There have been a number of incidents in recent years in which school administrators confiscated and searched the contents of student cellphones. It’s not clear whether the new decision, in Riley v. California (Case No. 13-132), will settle the question for those actions, since administrators may search students and their belongings under the lesser standard of reasonable suspicion (under New Jersey v. T.L.O.) instead of the probable cause standard the police must meet for warrantless searches.
Still, the unanimous Riley decision’s strong support for giving privacy protections to digital information would give students some ammunition in student discipline situations.
“Modern cell phones ... are now such a pervasive and insistent part of daily life that the proverbial visitor from Mars might conclude they were an important feature of human anatomy,” Chief Justice John G. Roberts Jr. wrote for the court.
“The term ‘cell phone’ is itself misleading shorthand; many of these devices are in fact minicomputers that also happen to have the capacity to be used as a telephone,” the chief justice said. “They could just as easily be called cameras, video players, rolodexes, calendars, tape recorders, libraries, diaries, albums, televisions, maps, or newspapers.”
Today, Roberts added, “it is no exaggeration to say that many of the more than 90 percent of American adults who own a cell phone keep on their person a digital record of nearly every aspect of their lives—from the mundane to the intimate. Allowing the police to scrutinize such records on a routine basis is quite different from allowing them to search a personal item or two in the occasional case.”
The decision covered two cases in which the police had rummaged through the cellphones of criminal suspects and found evidence of various crimes. The justices upheld one lower court that had ruled for the defendant and overturned another lower court that had upheld a warrantless search. Justice Anthony A. Alito Jr. wrote a short concurrence, saying he thought legislatures would be better suited than courts to hash out the privacy issues raised by modern cellphones.
Roberts did not address a case raised in one of the briefs that presented a similar situation in the context of a high school student. This was not a case of school discipline but of a Texas student, Anthony Granville, who was arrested for a disturbance on a school bus. While the student was in custody, the school resource officer from his high school came to the jail and searched Granville’s cellphone without a warrant.

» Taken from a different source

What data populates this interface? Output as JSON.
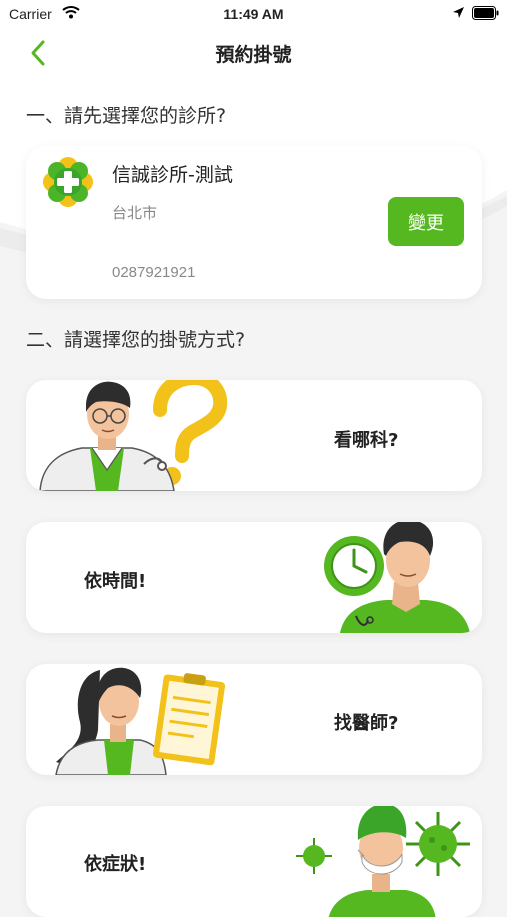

The officer found a photo that Granville had taken of another student in a school bathroom, and Granville was charged with a felony of “improper visual photography.” The student challenged the search on Fourth Amendment grounds, and the highest criminal appeals court in Texas ruled in his favor.

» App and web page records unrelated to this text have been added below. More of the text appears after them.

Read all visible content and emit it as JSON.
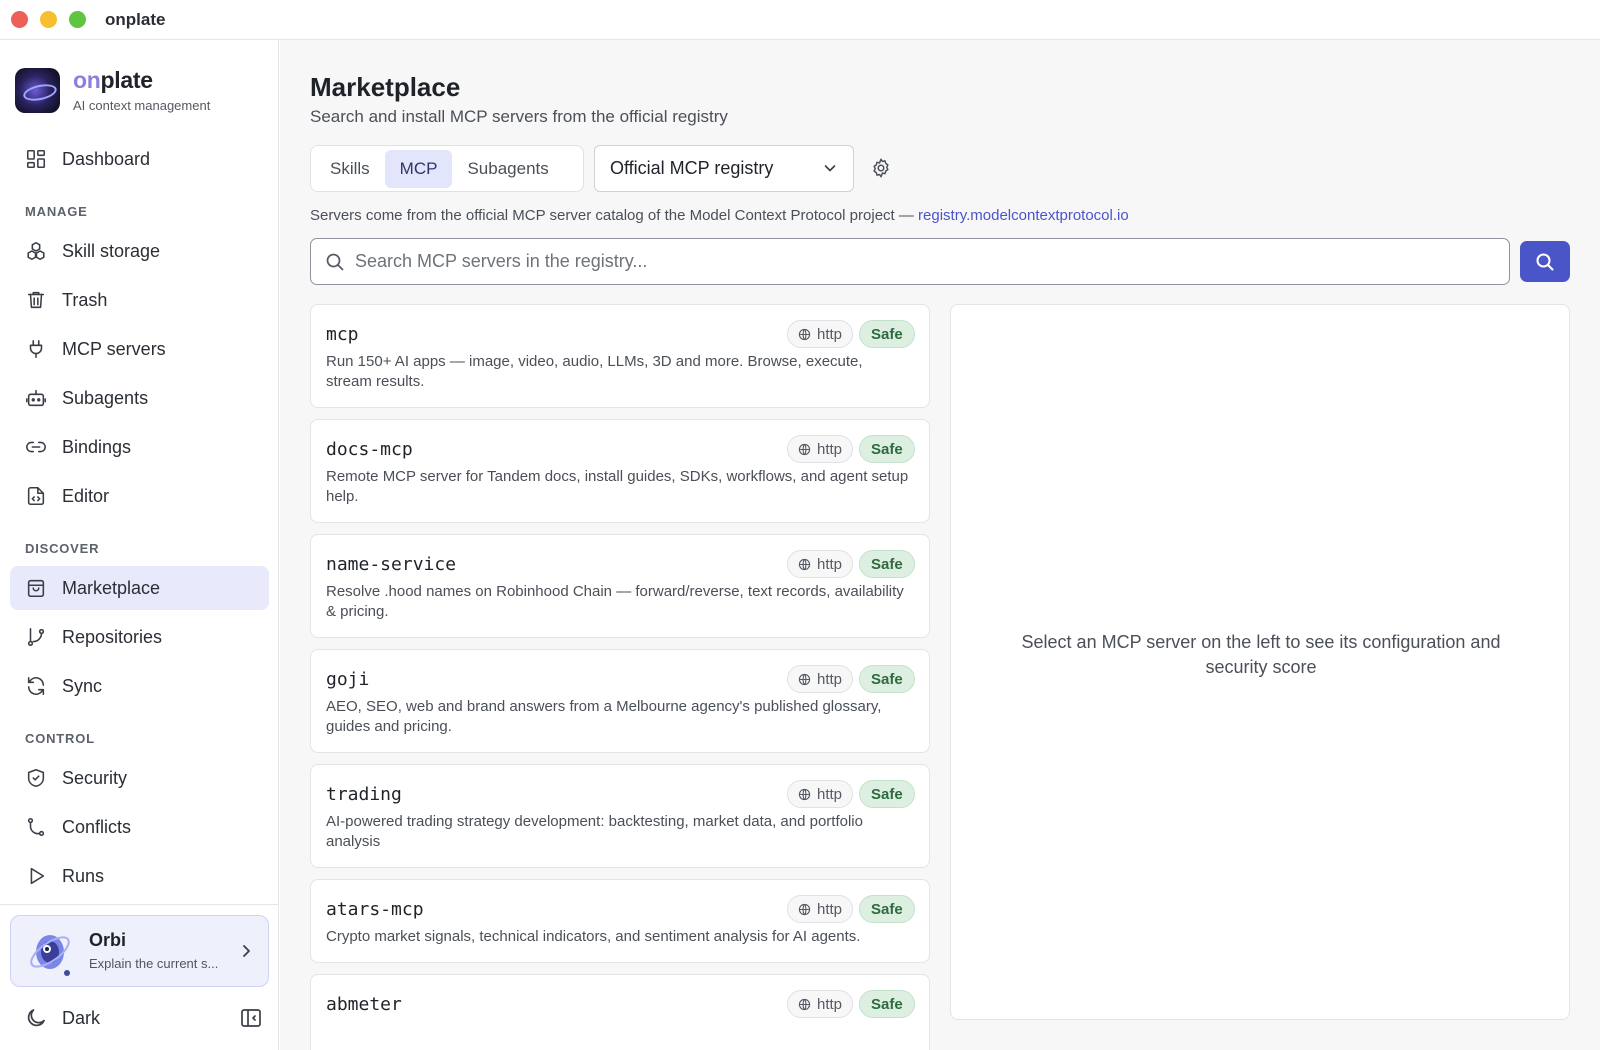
{
  "window": {
    "title": "onplate"
  },
  "brand": {
    "name_accent": "on",
    "name_rest": "plate",
    "subtitle": "AI context management"
  },
  "sidebar": {
    "dashboard": "Dashboard",
    "manage_label": "MANAGE",
    "manage": [
      "Skill storage",
      "Trash",
      "MCP servers",
      "Subagents",
      "Bindings",
      "Editor"
    ],
    "discover_label": "DISCOVER",
    "discover": [
      "Marketplace",
      "Repositories",
      "Sync"
    ],
    "control_label": "CONTROL",
    "control": [
      "Security",
      "Conflicts",
      "Runs"
    ],
    "active_item": "Marketplace"
  },
  "assistant": {
    "name": "Orbi",
    "subtitle": "Explain the current s..."
  },
  "theme": {
    "label": "Dark"
  },
  "main": {
    "title": "Marketplace",
    "subtitle": "Search and install MCP servers from the official registry",
    "tabs": [
      "Skills",
      "MCP",
      "Subagents"
    ],
    "active_tab": "MCP",
    "registry_select": "Official MCP registry",
    "info_text": "Servers come from the official MCP server catalog of the Model Context Protocol project — ",
    "info_link": "registry.modelcontextprotocol.io",
    "search_placeholder": "Search MCP servers in the registry...",
    "detail_empty": "Select an MCP server on the left to see its configuration and security score"
  },
  "servers": [
    {
      "name": "mcp",
      "transport": "http",
      "status": "Safe",
      "description": "Run 150+ AI apps — image, video, audio, LLMs, 3D and more. Browse, execute, stream results."
    },
    {
      "name": "docs-mcp",
      "transport": "http",
      "status": "Safe",
      "description": "Remote MCP server for Tandem docs, install guides, SDKs, workflows, and agent setup help."
    },
    {
      "name": "name-service",
      "transport": "http",
      "status": "Safe",
      "description": "Resolve .hood names on Robinhood Chain — forward/reverse, text records, availability & pricing."
    },
    {
      "name": "goji",
      "transport": "http",
      "status": "Safe",
      "description": "AEO, SEO, web and brand answers from a Melbourne agency's published glossary, guides and pricing."
    },
    {
      "name": "trading",
      "transport": "http",
      "status": "Safe",
      "description": "AI-powered trading strategy development: backtesting, market data, and portfolio analysis"
    },
    {
      "name": "atars-mcp",
      "transport": "http",
      "status": "Safe",
      "description": "Crypto market signals, technical indicators, and sentiment analysis for AI agents."
    },
    {
      "name": "abmeter",
      "transport": "http",
      "status": "Safe",
      "description": ""
    }
  ],
  "colors": {
    "accent": "#4a55c7",
    "safe_bg": "#dcefe1",
    "safe_text": "#2e6b3f",
    "active_nav": "#e8e9fb"
  }
}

A version of this news article first appeared in The School Law Blog.